Bob Verburg had adjusted to living with a mechanical heart pump. He felt grateful for it. The technology had, after all, saved his life.
But that didn’t mean he always liked it.
The system’s external components—two battery packs hanging from his shoulders and a controller strapped to his waist—were bulky to wear. And with the controller wired through his abdomen to a pump attached to his heart, he couldn’t be around water.
No showers, no swimming and no time on his boat.
“It was 24/7 with that baby,” said Bob, a resident of Grandville, Michigan. “We got really acquainted.”
Signs of advanced heart disease, especially shortness of breath, had popped up rather suddenly for the retired industrial engineer and Navy reservist, who at age 77 still worked part time for a funeral home.
Serious breathing trouble landed him in the hospital one December morning. Soon Bob and his wife, Carol, learned he had a faulty aortic valve that had led to a weak, enlarged heart.
The medical team decided to do a double surgery—part one to replace his heart valve and part two to insert the LVAD. His heart had grown too weak to pump blood through a new valve on its own, so he needed help with pumping. But having an LVAD alone wouldn’t have worked either, given the extent of the damage to the valve.

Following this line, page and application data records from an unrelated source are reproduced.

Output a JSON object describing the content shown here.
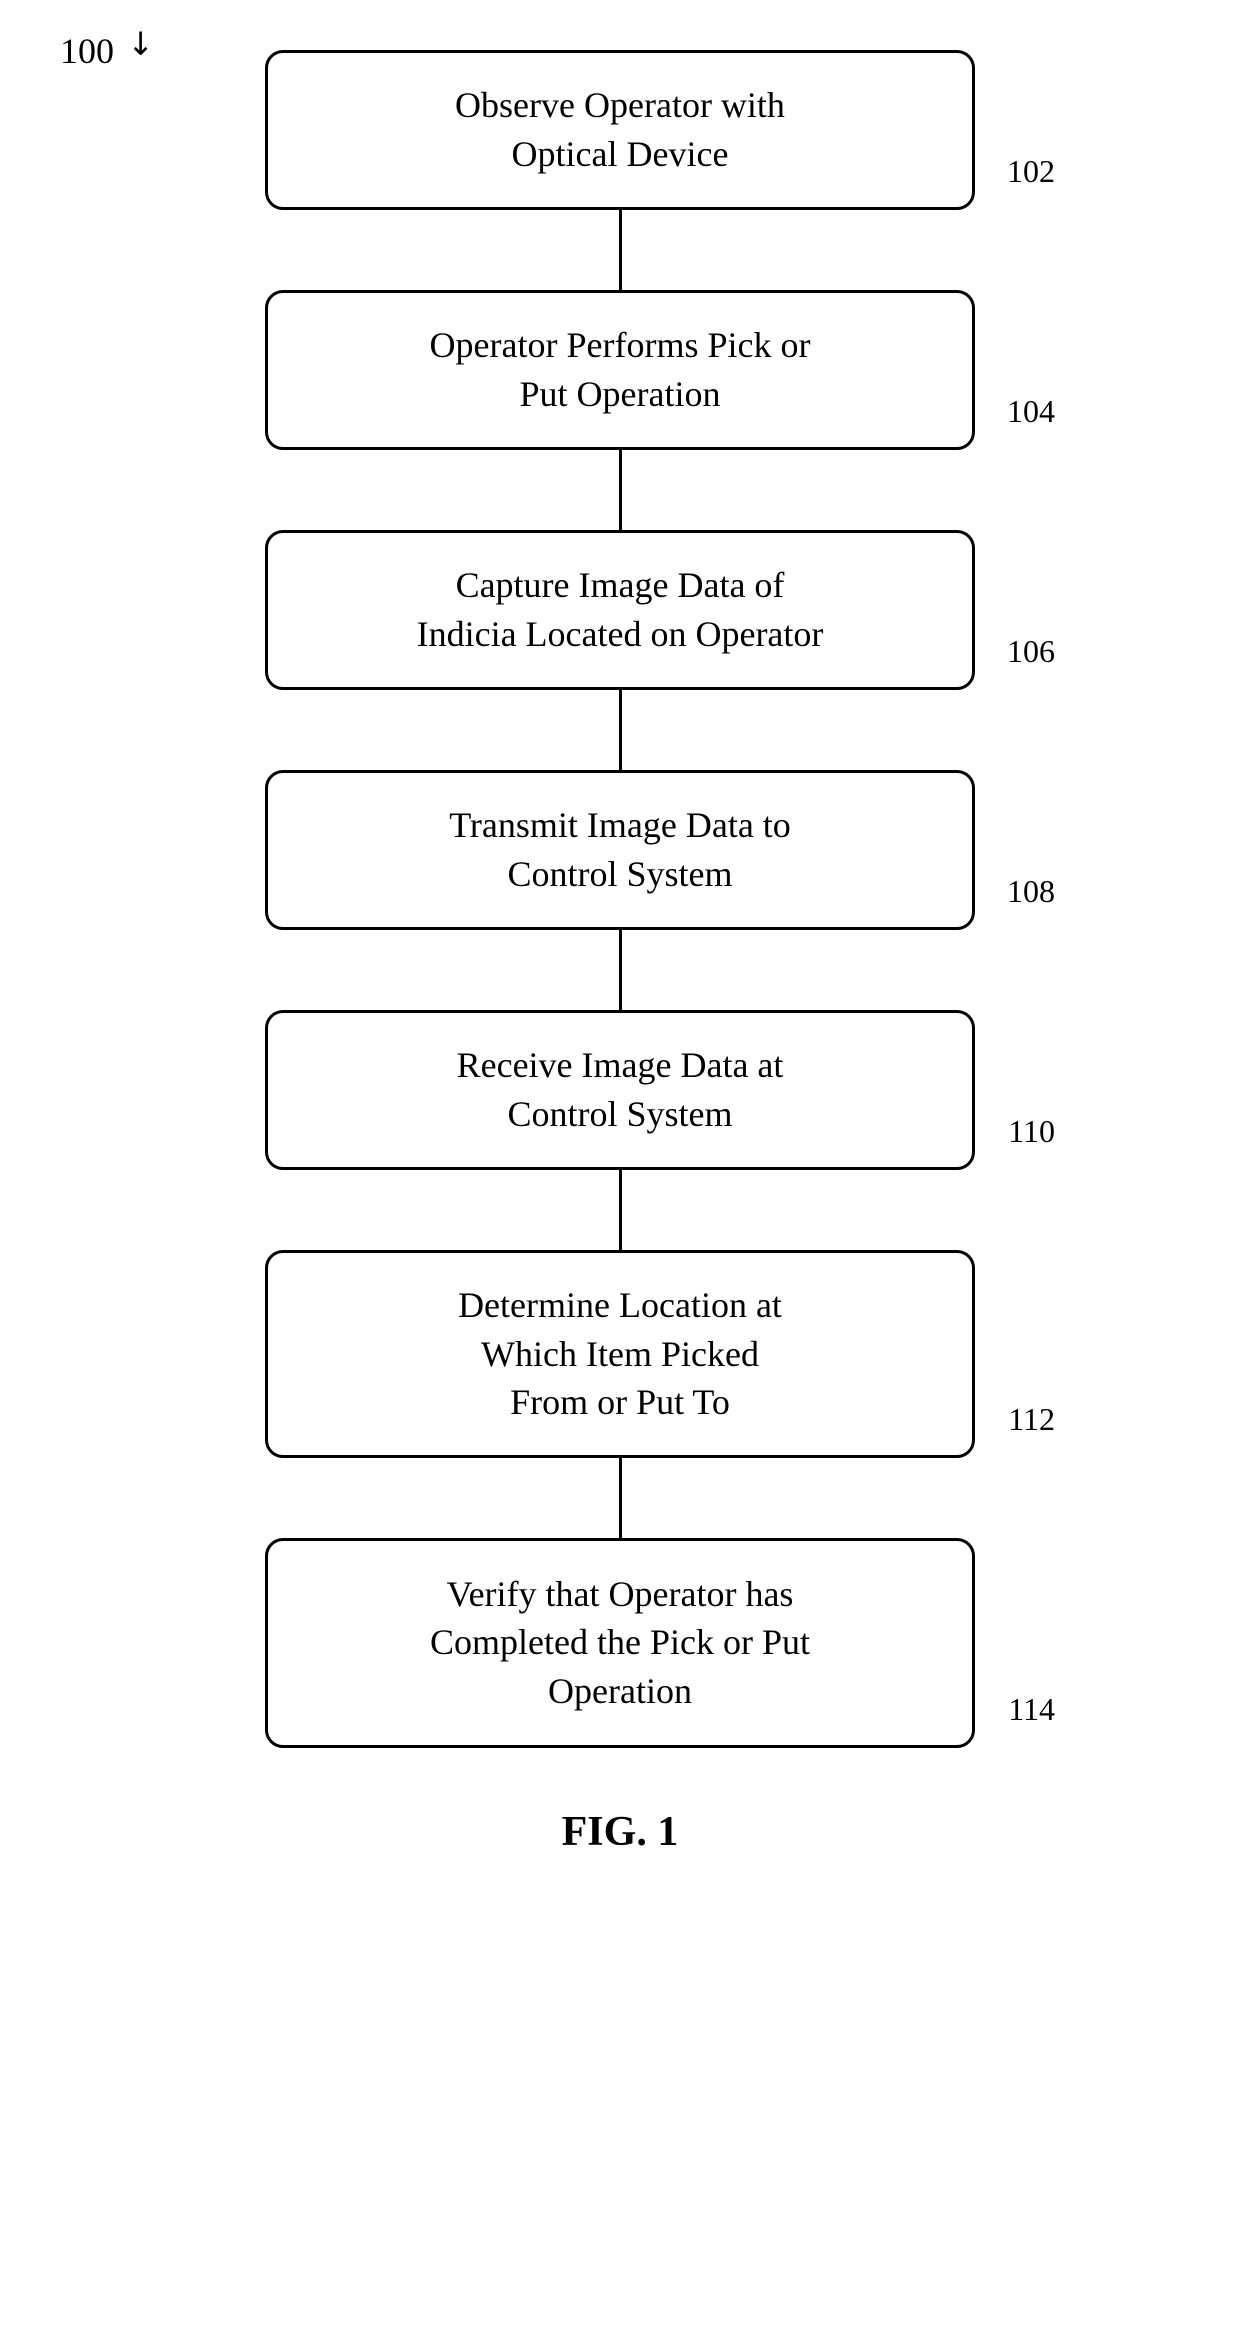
{
  "diagram": {
    "figure_label": "FIG. 1",
    "diagram_number": "100",
    "steps": [
      {
        "id": "step-102",
        "label": "102",
        "text": "Observe Operator with\nOptical Device"
      },
      {
        "id": "step-104",
        "label": "104",
        "text": "Operator Performs Pick or\nPut Operation"
      },
      {
        "id": "step-106",
        "label": "106",
        "text": "Capture Image Data of\nIndicia Located on Operator"
      },
      {
        "id": "step-108",
        "label": "108",
        "text": "Transmit Image Data to\nControl System"
      },
      {
        "id": "step-110",
        "label": "110",
        "text": "Receive Image Data at\nControl System"
      },
      {
        "id": "step-112",
        "label": "112",
        "text": "Determine Location at\nWhich Item Picked\nFrom or Put To"
      },
      {
        "id": "step-114",
        "label": "114",
        "text": "Verify that Operator has\nCompleted the Pick or Put\nOperation"
      }
    ]
  }
}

Without this twofold solution, he probably would have had six months to live on medication, Carol said.
The operation was successful. Because it had been a major surgery, however, Bob needed time to bounce back.
He spent winter and spring 2016 in rehab—first at Spectrum Health Blodgett Hospital, where he received physical, occupational and speech therapy, and later at home, where he continued therapy with the help of Spectrum Health At Home Visiting Nurse Association.
By summertime he and Carol, his trained LVAD caregiver, had settled into the new daily routines that came with having a heart pump—keeping the portable batteries charged, changing the dressing around the driveline site in his abdomen and plugging into a wall power unit at night.
They knew they were in it for the long term because Bob’s age made him too old for a heart transplant.
But then something unexpected happened.
His heart started recovering.
The first signs showed up in routine heart tests, and his cardiology team grew cautiously optimistic.
Then a “low flow” alarm began sounding on Bob’s LVAD controller. The device wouldn’t take in enough blood because his heart was stealing some of the blood.
“The beeping started in May or June, and it kept getting worse,” Carol said. “We never knew where it was going to happen—during the night, at church, or at the symphony or wherever. … He could push it off and it would come right back on. It was very nerve-wracking.”
Later that summer the doctors raised the possibility of removing the LVAD, a surprising development for both the Verburgs and the medical team.
“We were not expecting Bob’s heart to recover,” said Asghar Khaghani, MD, FRCS, a cardiothoracic surgeon with the Spectrum Health Richard DeVos Heart and Lung Transplant Program. “But … he recovered completely, to the extent that his own heart was competing with the device.
“That’s unusual, especially at that age,” Dr. Khaghani said.
Unusual, but not unheard of.
Bob stands out as the oldest, said Dr. Khaghani, who removed his LVAD the day after Thanksgiving, 11 months after it had been implanted.
The LVAD had kept him alive long enough for his heart to heal.
“His aortic valve disease made his heart weak, and after the aortic valve replacement there was an opportunity for his heart to recover, even though it was very dilated,” Dr. Khaghani said.
Patients like Bob “need a period of rest for the heart to shrink, because without the device it won’t shrink, it will remain distended,” the doctor explained. “You have to give them a period of survival without heart failure, and with the medical treatment continuing.”
It doesn’t always work, Dr. Khaghani said, adding that using LVAD as a bridge to recovery remains an area of research.
“We still don’t know why some patients recover (on the device) and some don’t,” the doctor said. “We still don’t know what triggers the recovery at the molecular level.”
Today Bob’s heart is functioning normally. His ejection fraction, which at its weakest stood at about 10 percent, is close to 60 percent, which is normal, Dr. Khaghani said. He will continue to see his cardiologists, Milena Jani, MD and Michael Dickinson, MD, in the Advanced Heart Failure Program over the long term.
“I think that his prospect is very good. I would expect him to have normal life expectancy,” Dr. Khaghani said.
The Verburgs are delighted with Bob’s new independence and the added time they’ve been given together.
“It’s unbelievable,” Carol said. “But you know what? We credit a lot of it to all of the prayers that were offered for us through all of this. We never would have made it this far otherwise.”
Bob still struggles with some lingering short-term memory loss, which Dr. Khaghani said is common after cardiac surgery.
But he is back behind the wheel and he has joined a community choir. And he’s packing his bags for a month in Florida.
“I’m not idle. I’m always on the move,” he said. “It feels good.”